As we see in some of Pulter’s other poems, including To Aurora 34, the desire that most interests Pulter is the soul’s desire for spiritual transcendence, not the body’s desire for earthly pleasures, often described as “clogs,” burdens, and distractions. In contrast, consider Sidney’s Astrophil, whose attempt to proceed from adoration of his beloved Stella’s beauty to love of virtue breaks down when sexual desire reasserts itself: “But ‘Ah,’ desire still cries, ‘Give me some food!’” (Astrophil and Stella, sonnet 71). In Pulter’s poem, desire still cries “Give me some death!” not as an end in itself but as the gateway to the “endless joys” of transcending the body altogether. The enjambment of the first long sentence conveys the overflow of longing and need.
Pulter uses direct address in many poems, addressing dear God in two other poems, as well as her dear daughters and dear Death. The address to God here resembles that in Psalm 55, which begins “Give ear to my prayer, O God,” and was paraphrased or translated in 1547 by Henry Howard, Earl of Surrey, in what many take as his last poem before Henry VIII had him executed for treason (“Give ear to my suit, Lord!”) and by both Sir Thomas Smith and John Dudley, Earl of Warwick, when they were prisoners in the Tower (The Arundel Manuscript of Tudor Poetry, ed. Ruth Hughey, 2 vols. [Columbus: Ohio State University Press, 1960]). For all of these imprisoned writers, paraphrasing this psalm became a vehicle for expressing political protest as well as spiritual longing. Mary Sidney also translated it (“My God, most glad to look, most prone to hear, / An open ear, oh, let my prayer find” (The Selected Works of Mary Sidney Herbert, Countess of Pembroke, ed. Margaret P. Hannay, Noel J. Kinnamon, and Michael G. Brennan [Tempe: Arizona Center for Medieval and Renaissance Studies, 2005], 200).
Consistently depicting death as an object of desire, Pulter’s poems about death pursue a middle path between the martyr’s longing for death and a secular longing for oblivion. Even those who faced martyrdom in the vexed landscape of post-reformation England argued that one should accept but not seek martyrdom.
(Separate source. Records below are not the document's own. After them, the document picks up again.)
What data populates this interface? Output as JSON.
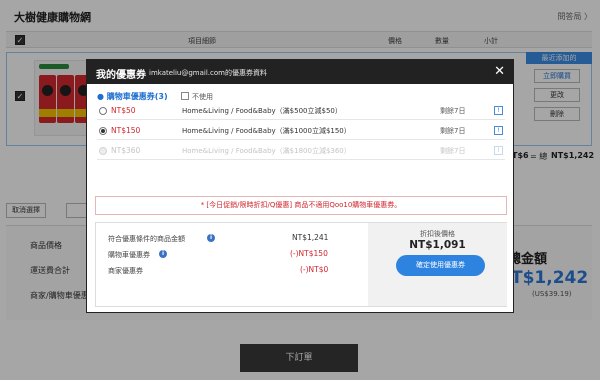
{
  "page": {
    "store_name": "大樹健康購物網",
    "store_link": "問答局 〉",
    "header": {
      "check": "✓",
      "item_info": "項目細節",
      "price": "價格",
      "quantity": "數量",
      "subtotal": "小計"
    },
    "item": {
      "check": "✓",
      "recent_tab": "最近添加的",
      "buy_now": "立即購買",
      "change": "更改",
      "delete": "刪除"
    },
    "total_line": {
      "prefix": "T$6",
      "equals": "= 總",
      "amount": "NT$1,242"
    },
    "deselect_button": "取消選擇",
    "summary": {
      "product_price": "商品價格",
      "shipping_total": "運送費合計",
      "store_coupon": "商家/購物車優惠",
      "grand_label": "總金額",
      "grand_amount": "T$1,242",
      "grand_usd": "(US$39.19)"
    },
    "order_button": "下訂單"
  },
  "modal": {
    "title": "我的優惠券",
    "email_text": "imkateliu@gmail.com的優惠券資料",
    "close": "✕",
    "section_title": "● 購物車優惠券(3)",
    "not_use": "不使用",
    "coupons": [
      {
        "code": "NT$50",
        "desc": "Home&Living / Food&Baby（滿$500立減$50）",
        "days": "剩餘7日",
        "selected": false,
        "disabled": false,
        "info": "!"
      },
      {
        "code": "NT$150",
        "desc": "Home&Living / Food&Baby（滿$1000立減$150）",
        "days": "剩餘7日",
        "selected": true,
        "disabled": false,
        "info": "!"
      },
      {
        "code": "NT$360",
        "desc": "Home&Living / Food&Baby（滿$1800立減$360）",
        "days": "剩餘7日",
        "selected": false,
        "disabled": true,
        "info": "!"
      }
    ],
    "notice": "* [今日促銷/限時折扣/Q優惠] 商品不適用Qoo10購物車優惠券。",
    "summary": {
      "eligible_label": "符合優惠條件的商品金額",
      "eligible_value": "NT$1,241",
      "cart_coupon_label": "購物車優惠券",
      "cart_coupon_value": "(-)NT$150",
      "store_coupon_label": "商家優惠券",
      "store_coupon_value": "(-)NT$0",
      "info_icon": "i",
      "final_label": "折扣後價格",
      "final_amount": "NT$1,091",
      "apply_button": "確定使用優惠券"
    }
  }
}
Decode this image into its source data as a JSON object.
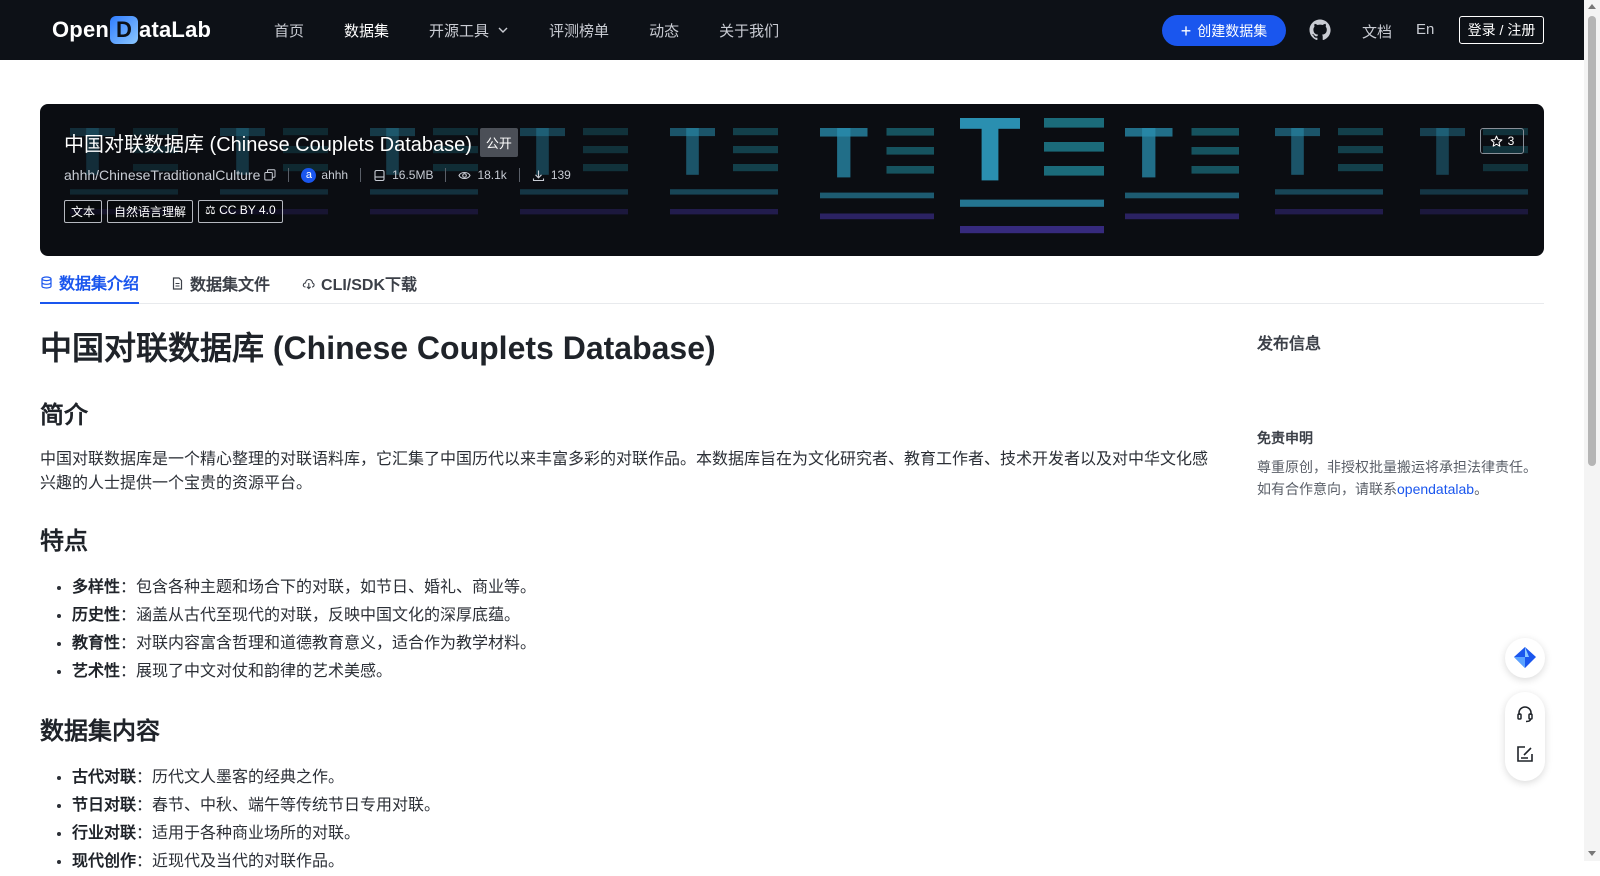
{
  "nav": {
    "logo": {
      "prefix": "Open",
      "mark": "D",
      "suffix": "ataLab"
    },
    "links": [
      {
        "label": "首页",
        "active": false
      },
      {
        "label": "数据集",
        "active": true
      },
      {
        "label": "开源工具",
        "active": false,
        "dropdown": true
      },
      {
        "label": "评测榜单",
        "active": false
      },
      {
        "label": "动态",
        "active": false
      },
      {
        "label": "关于我们",
        "active": false
      }
    ],
    "create_label": "创建数据集",
    "docs_label": "文档",
    "lang_label": "En",
    "login_label": "登录 / 注册"
  },
  "banner": {
    "title": "中国对联数据库 (Chinese Couplets Database)",
    "visibility": "公开",
    "repo": "ahhh/ChineseTraditionalCulture",
    "avatar_letter": "a",
    "owner": "ahhh",
    "size": "16.5MB",
    "views": "18.1k",
    "downloads": "139",
    "tags": [
      "文本",
      "自然语言理解"
    ],
    "license": "CC BY 4.0",
    "stars": "3"
  },
  "tabs": [
    {
      "label": "数据集介绍",
      "active": true,
      "icon": "database-icon"
    },
    {
      "label": "数据集文件",
      "active": false,
      "icon": "file-icon"
    },
    {
      "label": "CLI/SDK下载",
      "active": false,
      "icon": "cloud-download-icon"
    }
  ],
  "content": {
    "title": "中国对联数据库 (Chinese Couplets Database)",
    "intro_heading": "简介",
    "intro_text": "中国对联数据库是一个精心整理的对联语料库，它汇集了中国历代以来丰富多彩的对联作品。本数据库旨在为文化研究者、教育工作者、技术开发者以及对中华文化感兴趣的人士提供一个宝贵的资源平台。",
    "features_heading": "特点",
    "features": [
      {
        "term": "多样性",
        "desc": "：包含各种主题和场合下的对联，如节日、婚礼、商业等。"
      },
      {
        "term": "历史性",
        "desc": "：涵盖从古代至现代的对联，反映中国文化的深厚底蕴。"
      },
      {
        "term": "教育性",
        "desc": "：对联内容富含哲理和道德教育意义，适合作为教学材料。"
      },
      {
        "term": "艺术性",
        "desc": "：展现了中文对仗和韵律的艺术美感。"
      }
    ],
    "contents_heading": "数据集内容",
    "contents": [
      {
        "term": "古代对联",
        "desc": "：历代文人墨客的经典之作。"
      },
      {
        "term": "节日对联",
        "desc": "：春节、中秋、端午等传统节日专用对联。"
      },
      {
        "term": "行业对联",
        "desc": "：适用于各种商业场所的对联。"
      },
      {
        "term": "现代创作",
        "desc": "：近现代及当代的对联作品。"
      }
    ]
  },
  "sidebar": {
    "publish_title": "发布信息",
    "disclaimer_title": "免责申明",
    "disclaimer_line1": "尊重原创，非授权批量搬运将承担法律责任。",
    "disclaimer_line2_pre": "如有合作意向，请联系",
    "disclaimer_link": "opendatalab",
    "disclaimer_line2_post": "。"
  },
  "colors": {
    "nav_bg": "#0d1117",
    "accent": "#1a56ee",
    "banner_bg": "#0b0d12",
    "deco_teal": "#1b6b7a",
    "deco_blue": "#2a8fb0",
    "deco_purple": "#3b2d8a"
  }
}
We can find discussions of the martyr’s relation to death in John Foxe’s fervently Protestant Acts and Monuments or in Jesuit Robert Southwell’s “Epistle of Comfort” (Desiring Death in Curations). The secular longing for release and oblivion is most famously captured in a later poem, Keats’ “Ode to a Nightingale” (1819): “for many a time / I have been half in love with easeful Death, / . . . . / Now more than ever seems it rich to die, / To cease upon the midnight with no pain.” Pulter desires death but not martyrdom; she seeks to “obliviate” the distractions and sufferings of life but not to achieve oblivion in itself. Pulter shares this relationship to death—longing for but not seeking it, depending on it as a waystation but not as an end in itself—with other religious poets across the doctrinal spectrum in the seventeenth century. For example, Richard Crashaw, a convert to Catholicism, articulates a “desire of death” in “A Song”; in “Death,” Anglican George Herbert claims that, since Christ’s crucifixion, death is grown “Much in request, much sought for as a good” (see “Desiring Death” in Curations for both poems).